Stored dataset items
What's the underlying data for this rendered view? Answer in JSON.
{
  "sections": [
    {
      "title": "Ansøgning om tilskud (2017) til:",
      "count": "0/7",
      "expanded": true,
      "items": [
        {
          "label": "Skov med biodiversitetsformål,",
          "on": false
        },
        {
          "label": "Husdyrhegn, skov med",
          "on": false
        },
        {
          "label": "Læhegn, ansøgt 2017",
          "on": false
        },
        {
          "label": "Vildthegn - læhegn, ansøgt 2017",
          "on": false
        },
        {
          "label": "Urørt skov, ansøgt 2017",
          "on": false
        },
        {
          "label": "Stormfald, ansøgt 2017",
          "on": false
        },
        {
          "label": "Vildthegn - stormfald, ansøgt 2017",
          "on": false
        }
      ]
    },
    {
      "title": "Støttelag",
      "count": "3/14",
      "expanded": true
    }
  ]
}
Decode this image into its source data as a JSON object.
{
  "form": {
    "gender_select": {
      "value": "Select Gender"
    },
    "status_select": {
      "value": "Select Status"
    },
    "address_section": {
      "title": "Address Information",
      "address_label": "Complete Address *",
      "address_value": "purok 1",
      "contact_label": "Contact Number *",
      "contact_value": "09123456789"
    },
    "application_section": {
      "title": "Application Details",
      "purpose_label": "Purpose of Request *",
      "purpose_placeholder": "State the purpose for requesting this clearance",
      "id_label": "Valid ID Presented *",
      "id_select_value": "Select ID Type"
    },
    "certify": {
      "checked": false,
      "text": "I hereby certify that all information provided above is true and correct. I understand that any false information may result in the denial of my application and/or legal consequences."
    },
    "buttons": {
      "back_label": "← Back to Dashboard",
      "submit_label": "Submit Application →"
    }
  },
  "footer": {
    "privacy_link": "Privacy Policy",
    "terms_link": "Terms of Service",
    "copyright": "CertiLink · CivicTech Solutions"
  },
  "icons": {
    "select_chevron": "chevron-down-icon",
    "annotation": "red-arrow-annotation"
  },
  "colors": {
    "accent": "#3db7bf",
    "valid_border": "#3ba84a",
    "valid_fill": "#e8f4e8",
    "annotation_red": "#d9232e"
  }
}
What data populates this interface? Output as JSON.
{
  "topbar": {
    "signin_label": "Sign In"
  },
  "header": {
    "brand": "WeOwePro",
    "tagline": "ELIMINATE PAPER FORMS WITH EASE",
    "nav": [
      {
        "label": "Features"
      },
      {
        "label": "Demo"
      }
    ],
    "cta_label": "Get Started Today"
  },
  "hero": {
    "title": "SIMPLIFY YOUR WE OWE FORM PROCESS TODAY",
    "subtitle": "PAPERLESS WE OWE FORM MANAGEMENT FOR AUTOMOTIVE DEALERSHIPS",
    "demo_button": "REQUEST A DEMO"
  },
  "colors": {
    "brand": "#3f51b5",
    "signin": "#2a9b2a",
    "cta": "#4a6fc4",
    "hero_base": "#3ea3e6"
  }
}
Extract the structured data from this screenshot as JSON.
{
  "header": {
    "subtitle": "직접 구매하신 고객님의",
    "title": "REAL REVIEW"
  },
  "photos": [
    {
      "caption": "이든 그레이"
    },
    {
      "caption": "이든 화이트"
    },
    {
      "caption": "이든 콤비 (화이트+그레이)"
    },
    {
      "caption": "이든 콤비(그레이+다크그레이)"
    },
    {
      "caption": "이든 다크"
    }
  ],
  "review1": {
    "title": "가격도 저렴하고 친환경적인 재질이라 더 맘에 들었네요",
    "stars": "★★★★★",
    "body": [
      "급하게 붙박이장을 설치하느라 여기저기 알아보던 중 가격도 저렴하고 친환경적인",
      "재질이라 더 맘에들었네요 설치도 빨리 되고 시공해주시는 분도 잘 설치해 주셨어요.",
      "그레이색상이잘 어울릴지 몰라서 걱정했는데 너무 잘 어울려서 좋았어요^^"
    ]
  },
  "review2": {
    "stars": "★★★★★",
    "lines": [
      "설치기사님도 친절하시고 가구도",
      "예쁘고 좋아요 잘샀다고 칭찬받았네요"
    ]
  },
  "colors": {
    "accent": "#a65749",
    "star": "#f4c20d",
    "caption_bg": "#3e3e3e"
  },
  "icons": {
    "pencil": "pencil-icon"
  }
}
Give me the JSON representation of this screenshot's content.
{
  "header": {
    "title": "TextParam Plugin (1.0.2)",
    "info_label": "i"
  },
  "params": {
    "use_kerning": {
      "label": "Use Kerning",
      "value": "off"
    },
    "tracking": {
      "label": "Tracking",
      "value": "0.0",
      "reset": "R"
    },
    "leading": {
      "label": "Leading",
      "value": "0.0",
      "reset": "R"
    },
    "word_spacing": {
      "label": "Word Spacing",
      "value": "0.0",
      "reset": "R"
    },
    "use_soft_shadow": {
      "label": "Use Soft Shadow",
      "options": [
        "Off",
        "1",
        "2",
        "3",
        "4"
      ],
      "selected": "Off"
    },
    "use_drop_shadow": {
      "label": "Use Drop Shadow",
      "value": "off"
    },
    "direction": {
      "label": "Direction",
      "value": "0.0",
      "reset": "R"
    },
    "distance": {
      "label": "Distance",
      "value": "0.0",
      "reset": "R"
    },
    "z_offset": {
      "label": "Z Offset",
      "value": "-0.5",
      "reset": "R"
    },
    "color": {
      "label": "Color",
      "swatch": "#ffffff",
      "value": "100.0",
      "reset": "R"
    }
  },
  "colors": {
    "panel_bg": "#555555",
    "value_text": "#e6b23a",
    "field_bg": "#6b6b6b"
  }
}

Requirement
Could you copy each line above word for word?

Answer
What's the underlying data for this rendered view? Answer in JSON.
{
  "sections": [
    {
      "title": "Ansøgning om tilskud (2017) til:",
      "count": "0/7",
      "expanded": true,
      "items": [
        {
          "label": "Skov med biodiversitetsformål,",
          "on": false
        },
        {
          "label": "Husdyrhegn, skov med",
          "on": false
        },
        {
          "label": "Læhegn, ansøgt 2017",
          "on": false
        },
        {
          "label": "Vildthegn - læhegn, ansøgt 2017",
          "on": false
        },
        {
          "label": "Urørt skov, ansøgt 2017",
          "on": false
        },
        {
          "label": "Stormfald, ansøgt 2017",
          "on": false
        },
        {
          "label": "Vildthegn - stormfald, ansøgt 2017",
          "on": false
        }
      ]
    },
    {
      "title": "Støttelag",
      "count": "3/14",
      "expanded": true
    }
  ]
}
Decode this image into its source data as a JSON object.
{
  "form": {
    "gender_select": {
      "value": "Select Gender"
    },
    "status_select": {
      "value": "Select Status"
    },
    "address_section": {
      "title": "Address Information",
      "address_label": "Complete Address *",
      "address_value": "purok 1",
      "contact_label": "Contact Number *",
      "contact_value": "09123456789"
    },
    "application_section": {
      "title": "Application Details",
      "purpose_label": "Purpose of Request *",
      "purpose_placeholder": "State the purpose for requesting this clearance",
      "id_label": "Valid ID Presented *",
      "id_select_value": "Select ID Type"
    },
    "certify": {
      "checked": false,
      "text": "I hereby certify that all information provided above is true and correct. I understand that any false information may result in the denial of my application and/or legal consequences."
    },
    "buttons": {
      "back_label": "← Back to Dashboard",
      "submit_label": "Submit Application →"
    }
  },
  "footer": {
    "privacy_link": "Privacy Policy",
    "terms_link": "Terms of Service",
    "copyright": "CertiLink · CivicTech Solutions"
  },
  "icons": {
    "select_chevron": "chevron-down-icon",
    "annotation": "red-arrow-annotation"
  },
  "colors": {
    "accent": "#3db7bf",
    "valid_border": "#3ba84a",
    "valid_fill": "#e8f4e8",
    "annotation_red": "#d9232e"
  }
}
What data populates this interface? Output as JSON.
{
  "topbar": {
    "signin_label": "Sign In"
  },
  "header": {
    "brand": "WeOwePro",
    "tagline": "ELIMINATE PAPER FORMS WITH EASE",
    "nav": [
      {
        "label": "Features"
      },
      {
        "label": "Demo"
      }
    ],
    "cta_label": "Get Started Today"
  },
  "hero": {
    "title": "SIMPLIFY YOUR WE OWE FORM PROCESS TODAY",
    "subtitle": "PAPERLESS WE OWE FORM MANAGEMENT FOR AUTOMOTIVE DEALERSHIPS",
    "demo_button": "REQUEST A DEMO"
  },
  "colors": {
    "brand": "#3f51b5",
    "signin": "#2a9b2a",
    "cta": "#4a6fc4",
    "hero_base": "#3ea3e6"
  }
}
Extract the structured data from this screenshot as JSON.
{
  "header": {
    "subtitle": "직접 구매하신 고객님의",
    "title": "REAL REVIEW"
  },
  "photos": [
    {
      "caption": "이든 그레이"
    },
    {
      "caption": "이든 화이트"
    },
    {
      "caption": "이든 콤비 (화이트+그레이)"
    },
    {
      "caption": "이든 콤비(그레이+다크그레이)"
    },
    {
      "caption": "이든 다크"
    }
  ],
  "review1": {
    "title": "가격도 저렴하고 친환경적인 재질이라 더 맘에 들었네요",
    "stars": "★★★★★",
    "body": [
      "급하게 붙박이장을 설치하느라 여기저기 알아보던 중 가격도 저렴하고 친환경적인",
      "재질이라 더 맘에들었네요 설치도 빨리 되고 시공해주시는 분도 잘 설치해 주셨어요.",
      "그레이색상이잘 어울릴지 몰라서 걱정했는데 너무 잘 어울려서 좋았어요^^"
    ]
  },
  "review2": {
    "stars": "★★★★★",
    "lines": [
      "설치기사님도 친절하시고 가구도",
      "예쁘고 좋아요 잘샀다고 칭찬받았네요"
    ]
  },
  "colors": {
    "accent": "#a65749",
    "star": "#f4c20d",
    "caption_bg": "#3e3e3e"
  },
  "icons": {
    "pencil": "pencil-icon"
  }
}
Give me the JSON representation of this screenshot's content.
{
  "header": {
    "title": "TextParam Plugin (1.0.2)",
    "info_label": "i"
  },
  "params": {
    "use_kerning": {
      "label": "Use Kerning",
      "value": "off"
    },
    "tracking": {
      "label": "Tracking",
      "value": "0.0",
      "reset": "R"
    },
    "leading": {
      "label": "Leading",
      "value": "0.0",
      "reset": "R"
    },
    "word_spacing": {
      "label": "Word Spacing",
      "value": "0.0",
      "reset": "R"
    },
    "use_soft_shadow": {
      "label": "Use Soft Shadow",
      "options": [
        "Off",
        "1",
        "2",
        "3",
        "4"
      ],
      "selected": "Off"
    },
    "use_drop_shadow": {
      "label": "Use Drop Shadow",
      "value": "off"
    },
    "direction": {
      "label": "Direction",
      "value": "0.0",
      "reset": "R"
    },
    "distance": {
      "label": "Distance",
      "value": "0.0",
      "reset": "R"
    },
    "z_offset": {
      "label": "Z Offset",
      "value": "-0.5",
      "reset": "R"
    },
    "color": {
      "label": "Color",
      "swatch": "#ffffff",
      "value": "100.0",
      "reset": "R"
    }
  },
  "colors": {
    "panel_bg": "#555555",
    "value_text": "#e6b23a",
    "field_bg": "#6b6b6b"
  }
}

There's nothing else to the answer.